Sarah Reinhard is a Catholic wife, mom, writer, editor, marketing professional, and coffee drinker. You’re just as likely to find her hiding out back with a book as you are to discover her playing in the yard with a few farm animals (or wait — are those her kids?) She is the author of many books, the most recent of which she co-edited with Lisa Hendey: The Catholic Mom’s Prayer Companion: A Book of Daily Reflections. She blogs at SnoringScholar.com and writes online regularly at CatholicMom.com and Integrated Catholic Life. Reinhard holds a master’s degree in marketing and communications and has worked for many years in corporate and nonprofit organizations. She lives in central Ohio with her husband and children.
There’s no denying that death is a troublesome topic. It tops many people’s list of fears (whether they admit it or not).
The premise of Robert Ovies’ newly released novel, The Rising (Ignatius Press, 2014), is one that unpacks itself in an endless spiral of conflict: what if there was a boy—nine years old, in fact—who could raise people from the dead? C.J. Walker accidentally restores someone to life—from the coffin—and we all learn a thing or two about just what that entails scientifically.
Stop for a minute and think about that. This isn’t a thriller. It’s not a horror novel. It’s a serious consideration of what that would mean for a normal kid and his family.
On the surface, this seems like it could be either heretical or awesome or even some combination of both. Ovies, however, forces us to go deeper. What does it mean to be alive? What does it mean to be dead? And what are the implications of a boy having this ability?

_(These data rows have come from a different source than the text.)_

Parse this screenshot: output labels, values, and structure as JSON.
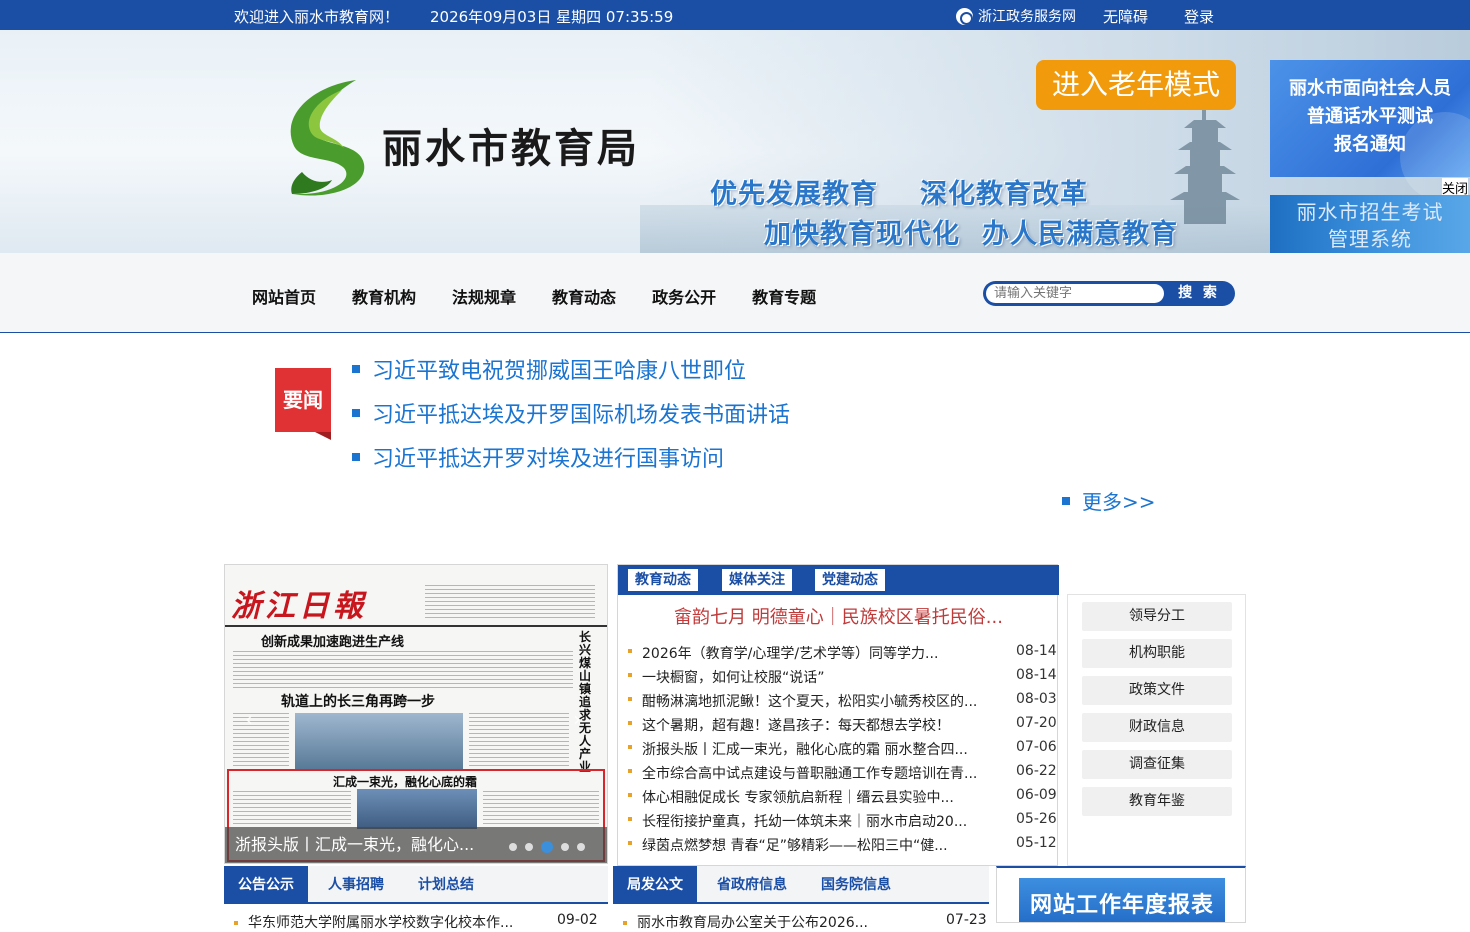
{
  "topbar": {
    "welcome": "欢迎进入丽水市教育网！",
    "datetime": "2026年09月03日 星期四 07:35:59",
    "gov_link": "浙江政务服务网",
    "accessibility": "无障碍",
    "login": "登录"
  },
  "banner": {
    "logo_text": "丽水市教育局",
    "slogans": [
      "优先发展教育",
      "深化教育改革",
      "加快教育现代化",
      "办人民满意教育"
    ],
    "elder_mode": "进入老年模式"
  },
  "ads": {
    "ad1_lines": [
      "丽水市面向社会人员",
      "普通话水平测试",
      "报名通知"
    ],
    "ad2_lines": [
      "丽水市招生考试",
      "管理系统"
    ],
    "close": "关闭"
  },
  "nav": {
    "items": [
      "网站首页",
      "教育机构",
      "法规规章",
      "教育动态",
      "政务公开",
      "教育专题"
    ],
    "search_placeholder": "请输入关键字",
    "search_button": "搜 索"
  },
  "headlines": {
    "badge": "要闻",
    "items": [
      "习近平致电祝贺挪威国王哈康八世即位",
      "习近平抵达埃及开罗国际机场发表书面讲话",
      "习近平抵达开罗对埃及进行国事访问"
    ],
    "more": "更多>>"
  },
  "slider": {
    "masthead": "浙江日報",
    "headline1": "创新成果加速跑进生产线",
    "headline2": "轨道上的长三角再跨一步",
    "headline3": "汇成一束光，融化心底的霜",
    "vertical_title": "长兴煤山镇追求无人产业",
    "caption": "浙报头版丨汇成一束光，融化心...",
    "arrow_left": "‹",
    "arrow_right": "›",
    "active_index": 2
  },
  "news_panel": {
    "tabs": [
      "教育动态",
      "媒体关注",
      "党建动态"
    ],
    "featured": "畲韵七月 明德童心｜民族校区暑托民俗...",
    "items": [
      {
        "title": "2026年（教育学/心理学/艺术学等）同等学力...",
        "date": "08-14"
      },
      {
        "title": "一块橱窗，如何让校服“说话”",
        "date": "08-14"
      },
      {
        "title": "酣畅淋漓地抓泥鳅！这个夏天，松阳实小毓秀校区的...",
        "date": "08-03"
      },
      {
        "title": "这个暑期，超有趣！遂昌孩子：每天都想去学校！",
        "date": "07-20"
      },
      {
        "title": "浙报头版丨汇成一束光，融化心底的霜 丽水整合四...",
        "date": "07-06"
      },
      {
        "title": "全市综合高中试点建设与普职融通工作专题培训在青...",
        "date": "06-22"
      },
      {
        "title": "体心相融促成长 专家领航启新程｜缙云县实验中...",
        "date": "06-09"
      },
      {
        "title": "长程衔接护童真，托幼一体筑未来｜丽水市启动20...",
        "date": "05-26"
      },
      {
        "title": "绿茵点燃梦想 青春“足”够精彩——松阳三中“健...",
        "date": "05-12"
      }
    ]
  },
  "quick_links": [
    "领导分工",
    "机构职能",
    "政策文件",
    "财政信息",
    "调查征集",
    "教育年鉴"
  ],
  "bottom_left": {
    "tabs": [
      "公告公示",
      "人事招聘",
      "计划总结"
    ],
    "first_item": {
      "title": "华东师范大学附属丽水学校数字化校本作...",
      "date": "09-02"
    }
  },
  "bottom_mid": {
    "tabs": [
      "局发公文",
      "省政府信息",
      "国务院信息"
    ],
    "first_item": {
      "title": "丽水市教育局办公室关于公布2026...",
      "date": "07-23"
    }
  },
  "report": {
    "label": "网站工作年度报表"
  },
  "colors": {
    "primary": "#1b4fa5",
    "accent_orange": "#f19a0c",
    "headline_blue": "#1b74d0",
    "badge_red": "#e03134"
  }
}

C.J.’s dad has an entrepreneurial streak, his mom is very protective, and it seems no one’s really concerned about him. For a nine-year-old boy, raising people from the dead could be a neat trick. For the rest of the world, it’s an opportunity to spit in death’s face.

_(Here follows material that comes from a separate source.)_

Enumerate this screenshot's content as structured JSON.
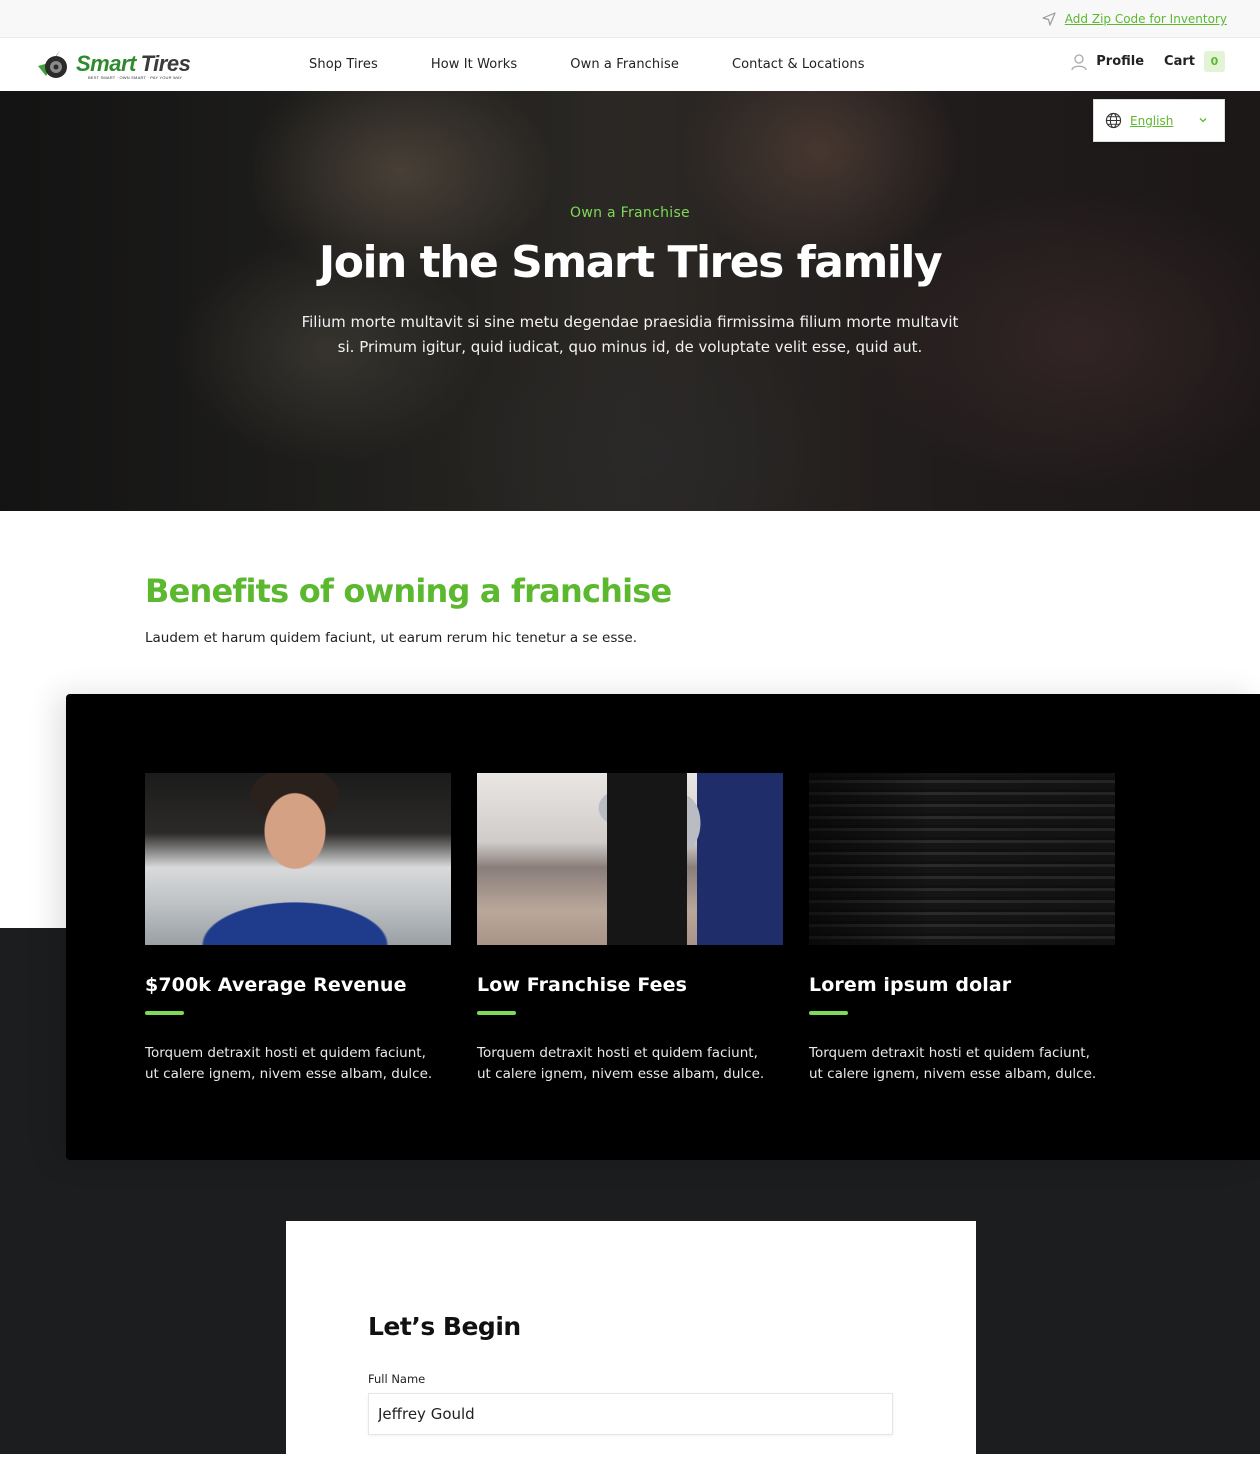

And let’s not forget exploitation, because you know that would happen. The media and even the Church get in on the “what can you do for me?” side of things and, in the end, the hero of the story is the most unexpected person.
This isn’t just entertaining reading, though it’s definitely that. It’s also an examination of life and death. This book is really a consideration of human nature and maybe even divine nature. It’s a look at relationship and trust.
I couldn’t stop thinking about this book the whole time I was reading it. It’s fast-paced and yet it has a way of getting into your brain and making you think.
This might be one of the best novels I’ve read in a couple of years. It gets my highest recommendation. You won’t be sorry you read it!
Now, for something lighter from my summer reading pile. Do you find yourself watching Hallmark Channel movies? Are you looking for something lighter? Do you have a soft spot for romance?
The Rose Ring (Createspace, 2013) can tuck into your bag and be the perfect companion for the reading you’ll do on your back porch or in the Adirondack chair by the pool.
It’s a quick read, and it definitely falls into the romantic spectrum. Fair disclosure: I tend to avoid romances (I had my fill many years ago), but this book is as much a look at relationships as it is anything else.
Julia Manning finds herself facing an old nemesis—the guy who left her at the altar, as a matter of fact—even while she’s digging her way to the bottom of an old romantic mystery centered on a resident at the nursing home where she volunteers.
And yes, there’s a ring with a rose on it. The ending’s not exactly happy, but it’s not disappointing either. Julia softens, her old flame grows up a bit, and the romantic mystery is fascinating.
Not a bad summer read, all told.